You were an EMT during Hurricane Katrina. What was that like? Did it influence your writing?

It was pretty intense. Probably a little too long to describe here. Disasters, wars, etc., reduce people to their animal elements pretty quickly. You realize that if people don't have food, water, and shelter, the rest is all BS. And medical treatment, of course. You don't really have a functioning civilization unless people are physically healthy.

I am sure it influenced my writing, but no more than anything else. I did it to help people, not to write about it. From my point of view at that moment, I was driving into a hurricane, not knowing what was going to happen. I thought it was pretty likely I'd get hurt, I gave myself a small but real chance of getting killed. On the way there, I called a buddy of mine to tell him what I was doing in case something happened to me. I didn't call or tell my parents because I didn't want them to worry. I figured if I got hurt or worse, they could deal with it then. Anyway, it was one of those situations where I knew I could help people, and I knew I would not be able to live with myself if I didn't make an effort. Don't be a coward. As I've said before.

From a writerly point of view, it was another experience, another lesson on human nature.

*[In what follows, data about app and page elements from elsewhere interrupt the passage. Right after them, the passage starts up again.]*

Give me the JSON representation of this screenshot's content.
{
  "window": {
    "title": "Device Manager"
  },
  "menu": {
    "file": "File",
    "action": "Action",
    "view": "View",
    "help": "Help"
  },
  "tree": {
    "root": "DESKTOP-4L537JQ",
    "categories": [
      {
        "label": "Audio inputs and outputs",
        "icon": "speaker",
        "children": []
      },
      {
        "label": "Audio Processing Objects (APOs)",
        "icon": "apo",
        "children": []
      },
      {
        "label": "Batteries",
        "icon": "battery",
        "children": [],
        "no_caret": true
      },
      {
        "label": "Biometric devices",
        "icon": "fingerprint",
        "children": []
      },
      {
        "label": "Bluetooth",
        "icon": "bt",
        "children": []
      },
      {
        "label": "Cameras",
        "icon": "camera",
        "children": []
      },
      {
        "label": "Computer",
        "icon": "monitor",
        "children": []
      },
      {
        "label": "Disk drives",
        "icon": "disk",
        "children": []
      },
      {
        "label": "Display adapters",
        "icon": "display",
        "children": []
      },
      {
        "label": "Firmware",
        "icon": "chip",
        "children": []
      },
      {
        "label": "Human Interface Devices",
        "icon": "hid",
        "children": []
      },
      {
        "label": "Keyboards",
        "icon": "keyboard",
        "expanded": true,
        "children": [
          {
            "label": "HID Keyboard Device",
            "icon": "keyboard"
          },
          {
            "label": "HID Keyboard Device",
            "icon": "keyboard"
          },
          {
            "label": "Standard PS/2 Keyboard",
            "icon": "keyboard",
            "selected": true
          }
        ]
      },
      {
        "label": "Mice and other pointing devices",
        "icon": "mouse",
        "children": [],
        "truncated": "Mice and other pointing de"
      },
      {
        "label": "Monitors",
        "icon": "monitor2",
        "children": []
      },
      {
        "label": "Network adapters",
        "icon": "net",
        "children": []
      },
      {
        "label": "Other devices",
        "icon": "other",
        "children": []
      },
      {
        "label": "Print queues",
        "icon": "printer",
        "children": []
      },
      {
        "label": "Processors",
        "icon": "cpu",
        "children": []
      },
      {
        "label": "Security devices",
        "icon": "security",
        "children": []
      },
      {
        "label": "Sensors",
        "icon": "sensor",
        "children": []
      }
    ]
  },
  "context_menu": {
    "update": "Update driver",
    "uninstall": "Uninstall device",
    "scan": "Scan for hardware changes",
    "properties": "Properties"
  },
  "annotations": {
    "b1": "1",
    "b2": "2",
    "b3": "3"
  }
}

But you can get those sitting in a bar and just listening to people talk.

Do you have any advice for aspiring writers?

Write, write, and write. Trust your instincts. That is all that matters. There are more minor things, like making sure you read great writers, but you are probably doing that anyway. There are million minor rules that are sometimes true and sometimes not true.

All that really matters in the end is making sure you keep writing, and making sure you trust your own opinions and feelings about your work over the opinions of all other people. At some point you will look back over your career and realize that what other people have told you about your work was 99% BS.

It really is like becoming a pro-athlete. Coaching helps, but unless you're putting in the hours - day in day out, year in year out - you'll never make it. You have to actually do it, not just think about it.

If you could be one of the Village People, which one would you choose and why?

The Cowboy. Obviously.